Return only the number of lines in the records below where the string "người" shows up.

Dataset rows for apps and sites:

- Opening Delimiter -

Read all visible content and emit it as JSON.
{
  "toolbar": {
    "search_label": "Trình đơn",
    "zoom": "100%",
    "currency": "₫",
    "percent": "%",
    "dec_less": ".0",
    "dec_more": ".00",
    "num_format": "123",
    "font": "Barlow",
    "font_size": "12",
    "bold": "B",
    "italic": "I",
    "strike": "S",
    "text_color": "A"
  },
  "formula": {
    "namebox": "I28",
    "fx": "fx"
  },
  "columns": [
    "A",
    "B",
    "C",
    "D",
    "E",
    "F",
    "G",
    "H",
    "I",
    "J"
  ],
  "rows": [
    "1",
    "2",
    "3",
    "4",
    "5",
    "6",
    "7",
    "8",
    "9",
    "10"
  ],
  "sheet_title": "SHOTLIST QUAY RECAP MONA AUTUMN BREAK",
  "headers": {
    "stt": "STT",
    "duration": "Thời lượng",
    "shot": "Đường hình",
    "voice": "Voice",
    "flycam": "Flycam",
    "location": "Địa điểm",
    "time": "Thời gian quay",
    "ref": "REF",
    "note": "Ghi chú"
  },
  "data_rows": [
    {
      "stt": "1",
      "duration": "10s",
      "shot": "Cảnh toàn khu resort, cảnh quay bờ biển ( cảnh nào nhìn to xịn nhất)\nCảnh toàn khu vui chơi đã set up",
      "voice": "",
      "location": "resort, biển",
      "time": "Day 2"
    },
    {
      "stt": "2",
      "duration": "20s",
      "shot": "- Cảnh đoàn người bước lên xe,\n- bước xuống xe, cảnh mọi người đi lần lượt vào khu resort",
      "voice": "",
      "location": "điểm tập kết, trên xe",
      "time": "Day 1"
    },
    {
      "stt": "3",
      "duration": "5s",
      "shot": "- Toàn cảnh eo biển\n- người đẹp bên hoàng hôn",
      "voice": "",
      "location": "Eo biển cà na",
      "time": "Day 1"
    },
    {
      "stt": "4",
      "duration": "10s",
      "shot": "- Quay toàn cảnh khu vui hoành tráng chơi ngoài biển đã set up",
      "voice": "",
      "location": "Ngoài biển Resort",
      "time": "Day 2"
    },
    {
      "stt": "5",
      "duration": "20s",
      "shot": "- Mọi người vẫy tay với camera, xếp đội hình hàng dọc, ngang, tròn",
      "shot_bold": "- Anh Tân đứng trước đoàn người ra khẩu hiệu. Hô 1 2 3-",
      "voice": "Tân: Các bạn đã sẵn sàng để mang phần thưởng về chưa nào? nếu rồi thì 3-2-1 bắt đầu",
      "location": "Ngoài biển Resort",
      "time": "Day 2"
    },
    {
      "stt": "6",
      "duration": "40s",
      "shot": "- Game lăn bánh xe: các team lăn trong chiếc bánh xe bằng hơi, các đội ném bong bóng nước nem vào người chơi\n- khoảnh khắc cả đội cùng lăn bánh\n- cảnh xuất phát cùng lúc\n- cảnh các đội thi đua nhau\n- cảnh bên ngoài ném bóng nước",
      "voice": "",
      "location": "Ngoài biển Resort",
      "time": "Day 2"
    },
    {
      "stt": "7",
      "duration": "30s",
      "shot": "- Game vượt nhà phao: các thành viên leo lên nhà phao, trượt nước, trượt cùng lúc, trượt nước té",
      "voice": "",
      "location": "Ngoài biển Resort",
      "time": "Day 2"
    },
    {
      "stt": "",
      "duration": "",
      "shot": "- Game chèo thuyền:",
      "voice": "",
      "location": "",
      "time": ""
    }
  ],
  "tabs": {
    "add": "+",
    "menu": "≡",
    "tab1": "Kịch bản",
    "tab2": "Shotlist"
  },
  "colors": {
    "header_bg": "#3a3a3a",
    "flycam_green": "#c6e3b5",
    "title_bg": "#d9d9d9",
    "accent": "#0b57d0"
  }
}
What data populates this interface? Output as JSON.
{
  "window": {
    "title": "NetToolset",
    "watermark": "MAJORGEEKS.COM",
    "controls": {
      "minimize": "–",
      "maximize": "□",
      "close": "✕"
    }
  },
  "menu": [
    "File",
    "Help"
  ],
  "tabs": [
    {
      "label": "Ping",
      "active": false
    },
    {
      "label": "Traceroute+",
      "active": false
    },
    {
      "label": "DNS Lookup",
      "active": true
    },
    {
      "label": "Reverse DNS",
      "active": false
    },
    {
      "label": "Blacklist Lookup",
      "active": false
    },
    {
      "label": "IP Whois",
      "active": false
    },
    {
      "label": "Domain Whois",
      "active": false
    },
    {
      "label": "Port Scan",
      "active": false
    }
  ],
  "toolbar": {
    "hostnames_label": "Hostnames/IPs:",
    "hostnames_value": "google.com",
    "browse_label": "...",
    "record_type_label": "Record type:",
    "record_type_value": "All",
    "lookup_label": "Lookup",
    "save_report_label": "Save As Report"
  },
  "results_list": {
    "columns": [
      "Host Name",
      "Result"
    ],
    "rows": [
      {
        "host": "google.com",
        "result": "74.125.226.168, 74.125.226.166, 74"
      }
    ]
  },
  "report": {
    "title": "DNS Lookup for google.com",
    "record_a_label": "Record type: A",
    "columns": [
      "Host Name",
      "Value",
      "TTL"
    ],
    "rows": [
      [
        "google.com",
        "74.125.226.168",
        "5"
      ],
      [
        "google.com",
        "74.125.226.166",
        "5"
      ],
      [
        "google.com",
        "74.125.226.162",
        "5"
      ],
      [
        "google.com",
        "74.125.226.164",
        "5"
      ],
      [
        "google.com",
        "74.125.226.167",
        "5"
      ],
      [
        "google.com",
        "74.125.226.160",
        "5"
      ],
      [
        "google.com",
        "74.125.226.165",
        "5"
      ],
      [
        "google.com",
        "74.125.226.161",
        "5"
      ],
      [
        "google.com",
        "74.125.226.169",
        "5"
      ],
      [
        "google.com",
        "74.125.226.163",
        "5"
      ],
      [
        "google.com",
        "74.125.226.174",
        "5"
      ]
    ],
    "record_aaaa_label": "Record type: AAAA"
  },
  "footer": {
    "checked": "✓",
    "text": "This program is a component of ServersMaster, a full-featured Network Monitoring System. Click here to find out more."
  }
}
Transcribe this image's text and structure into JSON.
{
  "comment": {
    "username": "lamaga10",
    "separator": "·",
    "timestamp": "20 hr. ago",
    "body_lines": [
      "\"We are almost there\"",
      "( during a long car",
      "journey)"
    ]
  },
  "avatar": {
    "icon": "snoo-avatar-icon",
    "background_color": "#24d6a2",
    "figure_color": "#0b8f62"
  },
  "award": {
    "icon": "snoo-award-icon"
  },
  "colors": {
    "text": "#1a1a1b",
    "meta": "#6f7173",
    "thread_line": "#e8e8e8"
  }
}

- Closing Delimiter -
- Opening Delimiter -

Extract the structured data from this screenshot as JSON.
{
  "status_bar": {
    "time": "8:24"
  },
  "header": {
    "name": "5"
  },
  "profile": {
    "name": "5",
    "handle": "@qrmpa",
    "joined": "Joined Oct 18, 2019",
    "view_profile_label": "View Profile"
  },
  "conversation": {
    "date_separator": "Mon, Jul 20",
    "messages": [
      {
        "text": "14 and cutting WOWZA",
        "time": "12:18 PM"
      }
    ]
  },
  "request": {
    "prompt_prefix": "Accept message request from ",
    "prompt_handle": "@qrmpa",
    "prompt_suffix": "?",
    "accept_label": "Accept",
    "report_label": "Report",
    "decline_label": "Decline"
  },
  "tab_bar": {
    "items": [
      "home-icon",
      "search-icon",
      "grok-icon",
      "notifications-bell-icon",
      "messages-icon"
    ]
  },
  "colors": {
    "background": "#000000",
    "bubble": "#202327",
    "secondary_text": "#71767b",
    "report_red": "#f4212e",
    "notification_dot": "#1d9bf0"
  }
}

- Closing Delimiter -

**SOLUTION TO THIS EXERCISE:**
5